When a broker receives an exclusive agency agreement from the seller, he owes a fiduciary relationship to the seller.
A contract hiring the broker as the only person authorized to sell property. If anyone, including the seller, finds a buyer, the broker earns
A provision in leases and other instruments seeking to relieve one party of liability for his negligence and other acts. In residential leases such clauses are invalid, and in other leases the courts have limited the landlord’s ability to escape liability for intentional acts, and for acts of affirmative negligence.
To complete, make, perform, do or to follow out. To sign a document, intending to make it a binding instrument. The term is also used to indicate the performance of a contract.
Completed and fully performed by both parties.
The legal process in which a court orders an official (such as a sheriff) to seize and sell the property of a judgment debtor to satisfy a judgment line
A lien arising because of an execution on property.
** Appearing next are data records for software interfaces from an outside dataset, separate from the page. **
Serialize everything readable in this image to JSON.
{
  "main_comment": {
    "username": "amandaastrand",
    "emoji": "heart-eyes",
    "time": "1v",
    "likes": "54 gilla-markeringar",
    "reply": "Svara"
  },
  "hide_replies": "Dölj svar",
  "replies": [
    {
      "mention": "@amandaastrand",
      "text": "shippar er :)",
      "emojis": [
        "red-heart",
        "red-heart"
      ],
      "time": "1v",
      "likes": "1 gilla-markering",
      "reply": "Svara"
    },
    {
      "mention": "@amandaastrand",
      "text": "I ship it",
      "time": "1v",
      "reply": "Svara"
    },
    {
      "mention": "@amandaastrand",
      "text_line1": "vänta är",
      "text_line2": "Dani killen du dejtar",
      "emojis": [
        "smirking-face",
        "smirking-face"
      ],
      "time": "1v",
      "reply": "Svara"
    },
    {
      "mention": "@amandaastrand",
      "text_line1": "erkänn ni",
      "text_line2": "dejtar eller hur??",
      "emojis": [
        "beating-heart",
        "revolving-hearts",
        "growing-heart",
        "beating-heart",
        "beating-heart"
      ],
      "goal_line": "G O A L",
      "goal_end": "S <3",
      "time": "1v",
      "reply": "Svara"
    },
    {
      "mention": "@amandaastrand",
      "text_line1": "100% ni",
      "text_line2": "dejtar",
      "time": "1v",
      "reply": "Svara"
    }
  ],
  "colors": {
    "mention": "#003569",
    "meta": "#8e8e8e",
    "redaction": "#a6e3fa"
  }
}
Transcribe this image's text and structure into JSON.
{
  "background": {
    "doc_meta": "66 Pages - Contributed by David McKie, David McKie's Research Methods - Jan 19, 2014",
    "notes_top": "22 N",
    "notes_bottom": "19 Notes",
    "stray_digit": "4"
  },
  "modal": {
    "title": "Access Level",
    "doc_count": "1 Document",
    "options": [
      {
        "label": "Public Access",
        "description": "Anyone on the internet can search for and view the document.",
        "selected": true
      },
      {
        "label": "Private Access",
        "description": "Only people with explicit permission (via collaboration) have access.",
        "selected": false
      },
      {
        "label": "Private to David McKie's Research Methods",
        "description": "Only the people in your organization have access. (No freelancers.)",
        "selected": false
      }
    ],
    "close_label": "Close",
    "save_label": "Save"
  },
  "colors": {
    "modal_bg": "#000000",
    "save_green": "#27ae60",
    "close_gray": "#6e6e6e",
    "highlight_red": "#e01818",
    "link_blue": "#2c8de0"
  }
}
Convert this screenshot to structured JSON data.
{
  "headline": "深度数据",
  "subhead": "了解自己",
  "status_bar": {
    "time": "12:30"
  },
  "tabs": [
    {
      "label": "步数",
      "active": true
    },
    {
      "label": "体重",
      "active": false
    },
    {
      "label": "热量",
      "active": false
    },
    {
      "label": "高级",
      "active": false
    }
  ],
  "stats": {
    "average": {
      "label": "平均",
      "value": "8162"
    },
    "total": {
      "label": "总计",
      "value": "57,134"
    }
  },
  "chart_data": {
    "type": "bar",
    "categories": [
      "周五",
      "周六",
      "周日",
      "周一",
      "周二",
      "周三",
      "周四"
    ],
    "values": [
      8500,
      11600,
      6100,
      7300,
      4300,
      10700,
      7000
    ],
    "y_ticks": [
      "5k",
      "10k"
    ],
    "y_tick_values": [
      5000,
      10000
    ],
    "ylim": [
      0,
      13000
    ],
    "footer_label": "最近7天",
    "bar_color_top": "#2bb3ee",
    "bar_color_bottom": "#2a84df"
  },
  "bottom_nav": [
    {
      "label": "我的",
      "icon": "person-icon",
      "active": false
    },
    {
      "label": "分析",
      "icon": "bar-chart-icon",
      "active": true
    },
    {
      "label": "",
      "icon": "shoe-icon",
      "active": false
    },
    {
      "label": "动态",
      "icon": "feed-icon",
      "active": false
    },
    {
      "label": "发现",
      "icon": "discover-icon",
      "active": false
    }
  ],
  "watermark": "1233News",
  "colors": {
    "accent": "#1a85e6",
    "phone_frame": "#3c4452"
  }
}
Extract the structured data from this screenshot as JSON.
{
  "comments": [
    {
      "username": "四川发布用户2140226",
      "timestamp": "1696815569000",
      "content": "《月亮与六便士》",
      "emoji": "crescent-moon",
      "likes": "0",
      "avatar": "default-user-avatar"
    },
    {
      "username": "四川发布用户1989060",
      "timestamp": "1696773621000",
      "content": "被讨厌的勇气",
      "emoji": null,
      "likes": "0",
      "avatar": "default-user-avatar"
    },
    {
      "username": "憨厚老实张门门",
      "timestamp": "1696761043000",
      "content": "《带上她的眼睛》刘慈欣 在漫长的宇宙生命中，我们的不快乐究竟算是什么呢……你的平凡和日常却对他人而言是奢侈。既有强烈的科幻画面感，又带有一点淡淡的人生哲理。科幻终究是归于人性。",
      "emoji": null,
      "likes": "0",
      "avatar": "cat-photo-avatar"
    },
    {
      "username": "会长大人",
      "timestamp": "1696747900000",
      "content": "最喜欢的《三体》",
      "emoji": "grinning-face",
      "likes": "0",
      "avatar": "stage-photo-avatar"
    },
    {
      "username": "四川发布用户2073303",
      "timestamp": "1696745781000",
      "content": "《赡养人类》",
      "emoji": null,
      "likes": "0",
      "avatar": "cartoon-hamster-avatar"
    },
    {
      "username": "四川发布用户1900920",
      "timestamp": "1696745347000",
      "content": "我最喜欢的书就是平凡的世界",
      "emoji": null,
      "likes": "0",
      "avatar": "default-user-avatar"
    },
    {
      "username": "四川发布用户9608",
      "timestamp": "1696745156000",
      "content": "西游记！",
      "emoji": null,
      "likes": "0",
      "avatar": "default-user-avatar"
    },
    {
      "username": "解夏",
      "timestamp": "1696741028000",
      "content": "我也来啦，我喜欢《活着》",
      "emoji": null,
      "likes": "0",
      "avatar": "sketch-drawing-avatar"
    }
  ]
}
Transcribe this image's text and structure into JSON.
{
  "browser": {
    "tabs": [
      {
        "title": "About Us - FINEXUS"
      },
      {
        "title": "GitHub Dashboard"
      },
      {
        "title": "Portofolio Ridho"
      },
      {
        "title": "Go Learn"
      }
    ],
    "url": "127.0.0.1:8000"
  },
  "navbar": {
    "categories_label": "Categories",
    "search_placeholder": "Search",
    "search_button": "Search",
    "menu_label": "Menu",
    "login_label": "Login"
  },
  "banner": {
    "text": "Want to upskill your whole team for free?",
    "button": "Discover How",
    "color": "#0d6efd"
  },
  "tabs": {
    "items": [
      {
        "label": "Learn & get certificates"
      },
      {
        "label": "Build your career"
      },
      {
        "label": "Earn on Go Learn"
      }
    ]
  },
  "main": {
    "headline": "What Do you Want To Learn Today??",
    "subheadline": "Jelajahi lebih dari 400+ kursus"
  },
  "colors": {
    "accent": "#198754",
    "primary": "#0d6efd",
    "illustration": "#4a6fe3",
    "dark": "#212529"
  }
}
A judgment is not self-executing; however, when a writ of execution has been obtained, the sheriff will levy
(seize ) property, which creates a line on the property.
The head of a government, such as president, governor, or mayor.
Duties related to the education of the licensees, the regulating of professional practices, and the publishing of materials.
A person named by the testator of a will to carry out its provisions as to the disposition of the estate. A personal representative appointed in a will to administer a decedent’s estate.
A person named in a will to carry out its provisions . If it’s a man, he’s an executor; if it’s a woman, she’s an executrix. COMPARE: administrator.
A contract that is yet to be performed.
Property that has been decreed to be excluded from taxation or claim by others.
A provision holding that law or rule doesn’t apply to a particular person or group. For example, a person entitled to a property tax exemption is not required to pay property taxes. An exemption can be full or partial.
1. Documentary or physical evidence submitted in a trial.
2. An attachment to a document.
By only one party or side. For example, an injunction obtained by evidence presented by only one side, without notice to the other parties.
A home designed for expansion and additions in the future.
A phase of the business cycle characterized by increasing production.
A fiber strip used to separate units of concrete to prevent cracking due to expansion as a result of temperature changes.
A lease clause granting a tenant an option to lease additional adjacent space after a specified period of time.
The right to use another’s land for a specific purpose , sometimes known as the right -of-way.
Certain items which appear on a closing statement in connection with a real estate sale.
An annual BOMA publication containing income and expense statistics for office properties classified by type of building, area and such.
Goods and services produced for sale or use outside the town or area in which they are produced.
Stated in words, spoken or written.
A contract whose elements are stated either orally or in writing.
To take by public authority through the power of eminent domain.
An extended insurance policy.
A clause in a listing agreement providing that for a specified period after the listing expires, the broker will still be entitled to a commission if the property is sold to someone the broker dealt with during the listing term. Also called a carryover clause or safety clause.
The face of a building, especially the front face.
A designation awarded by BOMI based on the curriculum for commercial property specialists who are responsible for real property as a corporate as set.
An exact copy.
A resource pool representing the four major elements of production that are bought and sold.
The least important factor in figuring present value is the original cost.
When the intended purpose of an agreement or arrangement can no longer be achieved; in most cases, this releases the parties from their obligations.